--- DATA LISTING ---

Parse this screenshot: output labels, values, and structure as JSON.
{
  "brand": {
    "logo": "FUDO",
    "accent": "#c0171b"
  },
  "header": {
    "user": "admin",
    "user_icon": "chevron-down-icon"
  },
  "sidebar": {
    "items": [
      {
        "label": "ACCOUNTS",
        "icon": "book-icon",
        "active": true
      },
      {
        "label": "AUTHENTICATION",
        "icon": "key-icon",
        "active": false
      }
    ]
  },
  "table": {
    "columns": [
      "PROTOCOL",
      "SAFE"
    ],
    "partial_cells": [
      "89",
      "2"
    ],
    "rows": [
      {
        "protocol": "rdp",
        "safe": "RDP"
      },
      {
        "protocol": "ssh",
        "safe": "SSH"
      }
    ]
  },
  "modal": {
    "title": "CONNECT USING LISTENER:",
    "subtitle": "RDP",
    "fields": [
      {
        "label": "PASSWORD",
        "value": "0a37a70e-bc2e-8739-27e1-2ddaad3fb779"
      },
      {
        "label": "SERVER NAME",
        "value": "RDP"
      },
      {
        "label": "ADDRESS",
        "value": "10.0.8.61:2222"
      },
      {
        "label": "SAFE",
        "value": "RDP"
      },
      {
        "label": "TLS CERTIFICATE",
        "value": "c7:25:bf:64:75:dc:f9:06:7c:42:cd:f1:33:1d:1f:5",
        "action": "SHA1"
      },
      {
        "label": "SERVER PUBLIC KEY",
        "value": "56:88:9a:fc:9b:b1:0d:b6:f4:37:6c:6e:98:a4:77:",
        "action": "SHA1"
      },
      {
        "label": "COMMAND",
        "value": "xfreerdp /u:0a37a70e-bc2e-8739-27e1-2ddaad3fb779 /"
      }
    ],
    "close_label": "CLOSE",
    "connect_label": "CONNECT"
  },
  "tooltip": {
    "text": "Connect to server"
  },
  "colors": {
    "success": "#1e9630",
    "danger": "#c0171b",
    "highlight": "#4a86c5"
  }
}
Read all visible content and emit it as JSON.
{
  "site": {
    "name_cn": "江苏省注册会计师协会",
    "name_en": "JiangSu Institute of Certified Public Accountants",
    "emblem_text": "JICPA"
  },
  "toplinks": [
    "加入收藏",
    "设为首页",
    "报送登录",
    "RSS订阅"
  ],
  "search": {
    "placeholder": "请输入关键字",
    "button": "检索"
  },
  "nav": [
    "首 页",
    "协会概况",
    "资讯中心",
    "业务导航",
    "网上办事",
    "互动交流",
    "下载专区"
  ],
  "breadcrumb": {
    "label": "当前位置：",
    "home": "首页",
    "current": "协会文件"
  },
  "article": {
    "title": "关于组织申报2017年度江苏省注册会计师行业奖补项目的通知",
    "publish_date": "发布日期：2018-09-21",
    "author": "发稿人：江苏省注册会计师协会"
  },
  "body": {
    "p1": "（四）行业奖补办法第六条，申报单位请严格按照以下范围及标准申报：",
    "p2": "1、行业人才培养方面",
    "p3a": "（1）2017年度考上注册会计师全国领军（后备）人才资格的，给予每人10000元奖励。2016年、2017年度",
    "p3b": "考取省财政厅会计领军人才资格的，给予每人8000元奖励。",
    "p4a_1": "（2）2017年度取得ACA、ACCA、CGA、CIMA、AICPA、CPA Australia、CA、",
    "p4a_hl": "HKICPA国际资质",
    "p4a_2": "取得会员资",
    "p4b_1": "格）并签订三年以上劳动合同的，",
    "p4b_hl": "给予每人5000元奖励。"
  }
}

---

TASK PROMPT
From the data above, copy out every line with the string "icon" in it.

SOLUTION FOR THIS TASK
    "user_icon": "chevron-down-icon"
        "icon": "book-icon",
        "icon": "key-icon",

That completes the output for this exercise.